Also, this is off topic for a minute, but we are going to try and raise money to buy people wx radios...do any of you know of someone, or a organization already doing this, that we could coordinate our efforts with? Thanks for the input so far, gives me things to think about.

Not sure about raising money to buy them for people, but the TV station I chase for works with a local supermarket chain and Midland radio and they offer a radio that retails for $49.95 in the supermarkets for $29.99 and promote that and they sell like hotcakes. It's a win/win/win for everyone. The retailer gets the advertising and the consumer get's a fantastic discount on the radio.

Maybe you guys could work up some sort of long term deal on that? They have been doing that locally for almost 2 years now and there was a Midland representative heavily involved in making that happen.
This is probably off topic, But I was wondering What forecasters talked about the day Prior to the March 1st outbreak. For Most or all of us that use the SPC Convective outlooks, finding a High risk is basically a promise for severe weather. I wonder if the TV Forecasters go into detail about the High risk to inform the immediate public of the storm prediction centers concern. Therefore informing there viewers that Severe Weather is Likely and should be alert by all means.

Other than that, You should go into detail about what Watches and Warnings mean. Urge the public to get a NOAA radio. Go into details about the safest place to be during a tornado whether in a House with a basement or a house without a basement and also a Mobile home or even being caught outside and what they should do. Seems going into detail about MD's and further Forecasting terms would be pointless for severe weather discussions so maybe a Mention of the storm prediction center so people will have extra resources, etc.

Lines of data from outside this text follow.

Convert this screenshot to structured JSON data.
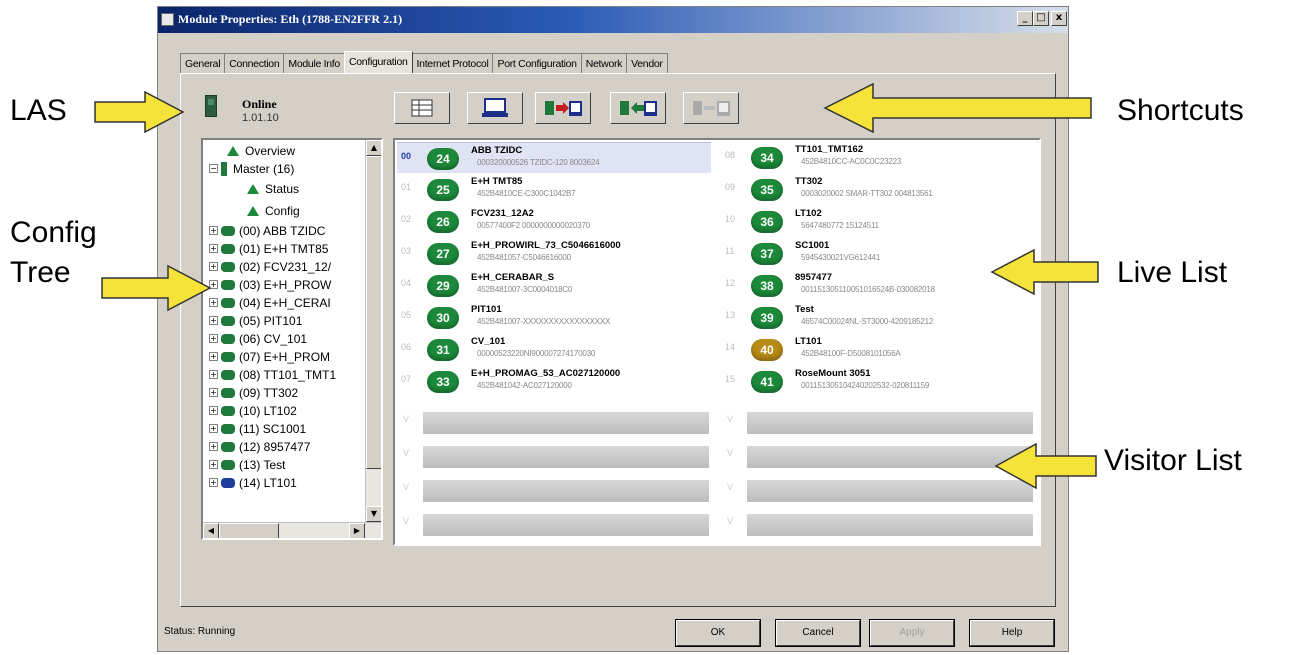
{
  "window": {
    "title": "Module Properties: Eth (1788-EN2FFR 2.1)",
    "minimize_glyph": "_",
    "restore_glyph": "□",
    "close_glyph": "x"
  },
  "tabs": [
    "General",
    "Connection",
    "Module Info",
    "Configuration",
    "Internet Protocol",
    "Port Configuration",
    "Network",
    "Vendor"
  ],
  "active_tab": "Configuration",
  "las": {
    "status": "Online",
    "version": "1.01.10"
  },
  "toolbar": {
    "buttons": [
      "grid-view-icon",
      "monitor-icon",
      "transfer-right-icon",
      "transfer-left-icon",
      "transfer-disabled-icon"
    ]
  },
  "tree": {
    "overview": "Overview",
    "master": "Master (16)",
    "status": "Status",
    "config": "Config",
    "devices": [
      "(00) ABB TZIDC",
      "(01) E+H TMT85",
      "(02) FCV231_12/",
      "(03) E+H_PROW",
      "(04) E+H_CERAI",
      "(05) PIT101",
      "(06) CV_101",
      "(07) E+H_PROM",
      "(08) TT101_TMT1",
      "(09) TT302",
      "(10) LT102",
      "(11) SC1001",
      "(12) 8957477",
      "(13) Test",
      "(14) LT101"
    ]
  },
  "live_list": {
    "left": [
      {
        "num": "00",
        "addr": "24",
        "name": "ABB TZIDC",
        "id": "000320000526        TZIDC-120 8003624"
      },
      {
        "num": "01",
        "addr": "25",
        "name": "E+H TMT85",
        "id": "452B4810CE-C300C1042B7"
      },
      {
        "num": "02",
        "addr": "26",
        "name": "FCV231_12A2",
        "id": "00577400F2    0000000000020370"
      },
      {
        "num": "03",
        "addr": "27",
        "name": "E+H_PROWIRL_73_C5046616000",
        "id": "452B481057-C5046616000"
      },
      {
        "num": "04",
        "addr": "29",
        "name": "E+H_CERABAR_S",
        "id": "452B481007-3C0004018C0"
      },
      {
        "num": "05",
        "addr": "30",
        "name": "PIT101",
        "id": "452B481007-XXXXXXXXXXXXXXXXX"
      },
      {
        "num": "06",
        "addr": "31",
        "name": "CV_101",
        "id": "00000523220NI900007274170030"
      },
      {
        "num": "07",
        "addr": "33",
        "name": "E+H_PROMAG_53_AC027120000",
        "id": "452B481042-AC027120000"
      }
    ],
    "right": [
      {
        "num": "08",
        "addr": "34",
        "name": "TT101_TMT162",
        "id": "452B4810CC-AC0C0C23223"
      },
      {
        "num": "09",
        "addr": "35",
        "name": "TT302",
        "id": "0003020002 SMAR-TT302 004813561"
      },
      {
        "num": "10",
        "addr": "36",
        "name": "LT102",
        "id": "5647480772           15124511"
      },
      {
        "num": "11",
        "addr": "37",
        "name": "SC1001",
        "id": "5945430021VG612441"
      },
      {
        "num": "12",
        "addr": "38",
        "name": "8957477",
        "id": "001151305110051016524B-030082018"
      },
      {
        "num": "13",
        "addr": "39",
        "name": "Test",
        "id": "46574C00024NL-ST3000-4209185212"
      },
      {
        "num": "14",
        "addr": "40",
        "name": "LT101",
        "id": "452B48100F-D5008101056A"
      },
      {
        "num": "15",
        "addr": "41",
        "name": "RoseMount 3051",
        "id": "001151305104240202532-020811159"
      }
    ]
  },
  "visitor": {
    "label": "V"
  },
  "status_bar": {
    "text": "Status:  Running"
  },
  "buttons": {
    "ok": "OK",
    "cancel": "Cancel",
    "apply": "Apply",
    "help": "Help"
  },
  "annotations": {
    "las": "LAS",
    "config_tree_line1": "Config",
    "config_tree_line2": "Tree",
    "shortcuts": "Shortcuts",
    "live_list": "Live List",
    "visitor_list": "Visitor List"
  },
  "colors": {
    "badge_green": "#1c8a3a",
    "badge_gold": "#b78a15",
    "arrow_yellow": "#f6e33a",
    "title_blue": "#0a246a"
  }
}
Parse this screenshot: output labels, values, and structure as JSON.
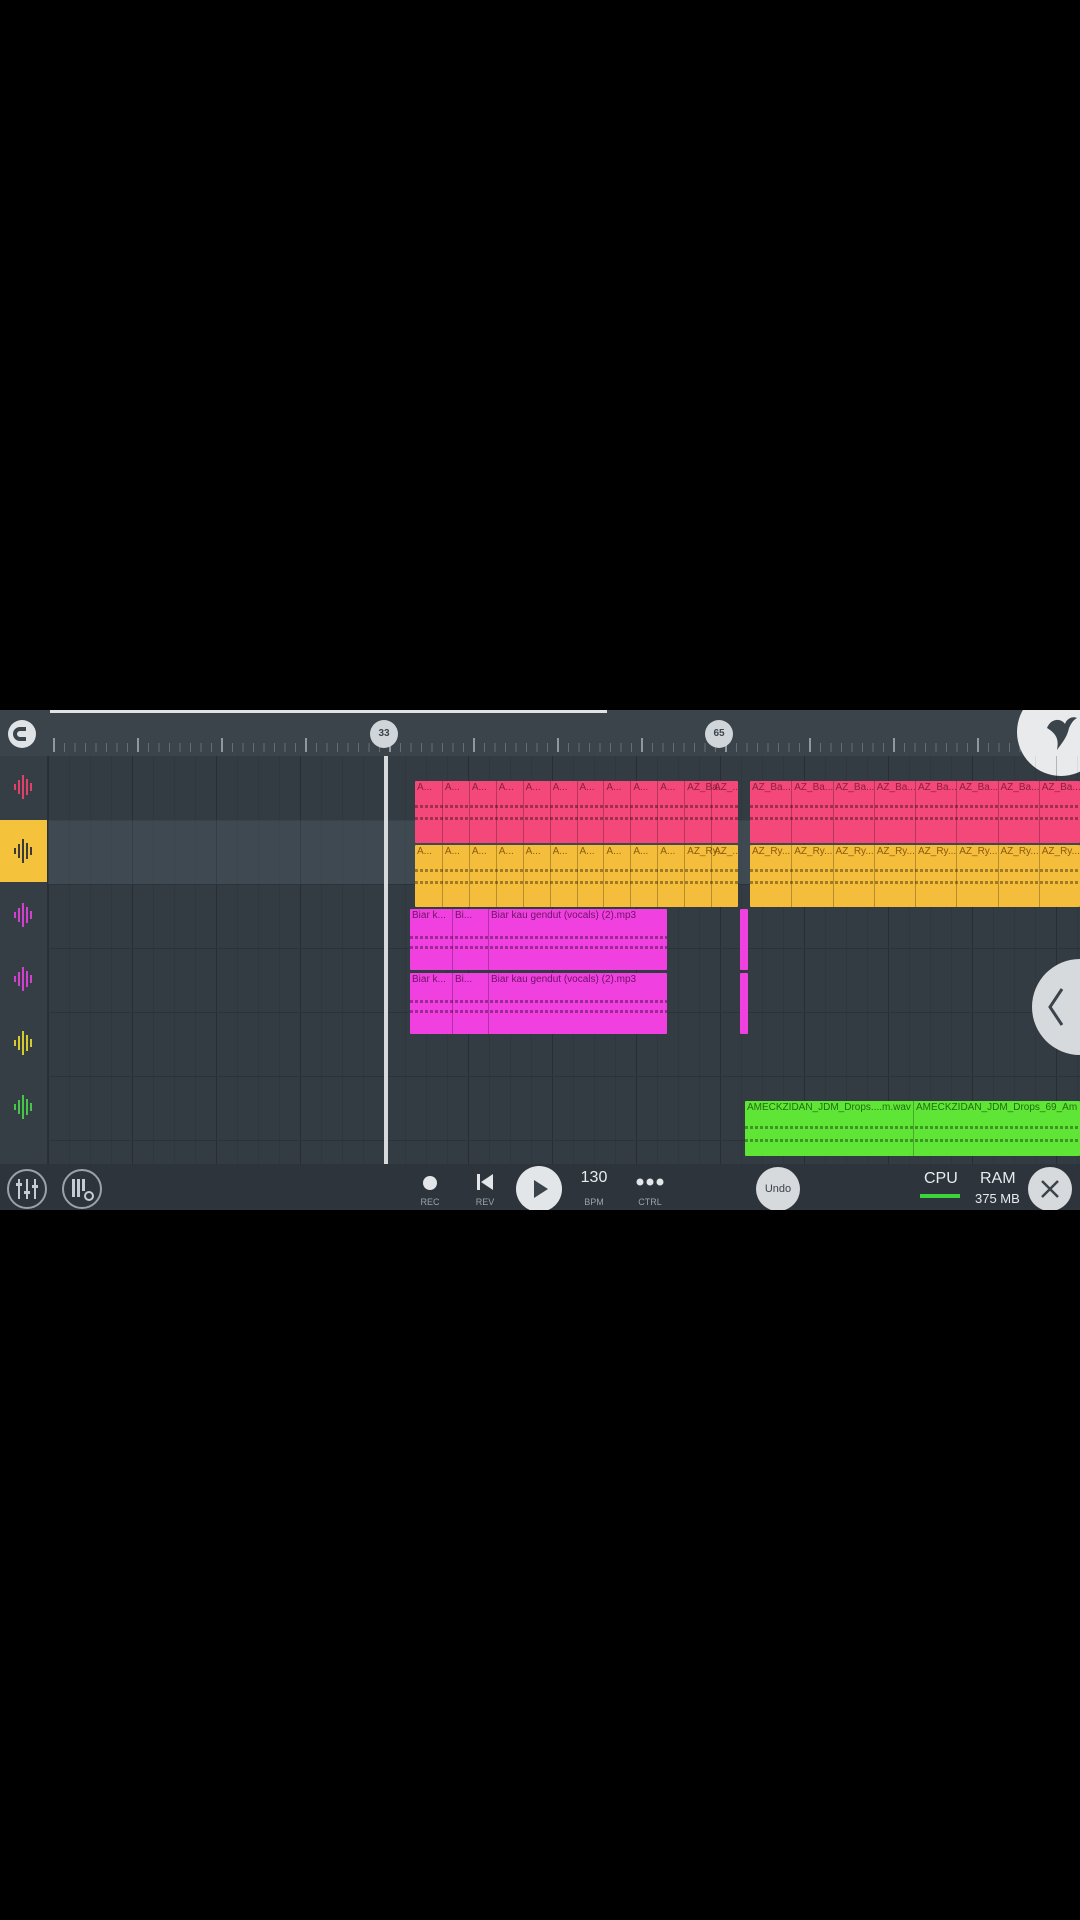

Live interviews are better for avoiding the producers/editors trying to put a unfavorable 'spin' on things. It's the pre-recorded ones to watch out for, as then they can cut-and-paste your words any way they see fit. Thankfully that can't be done when you're live.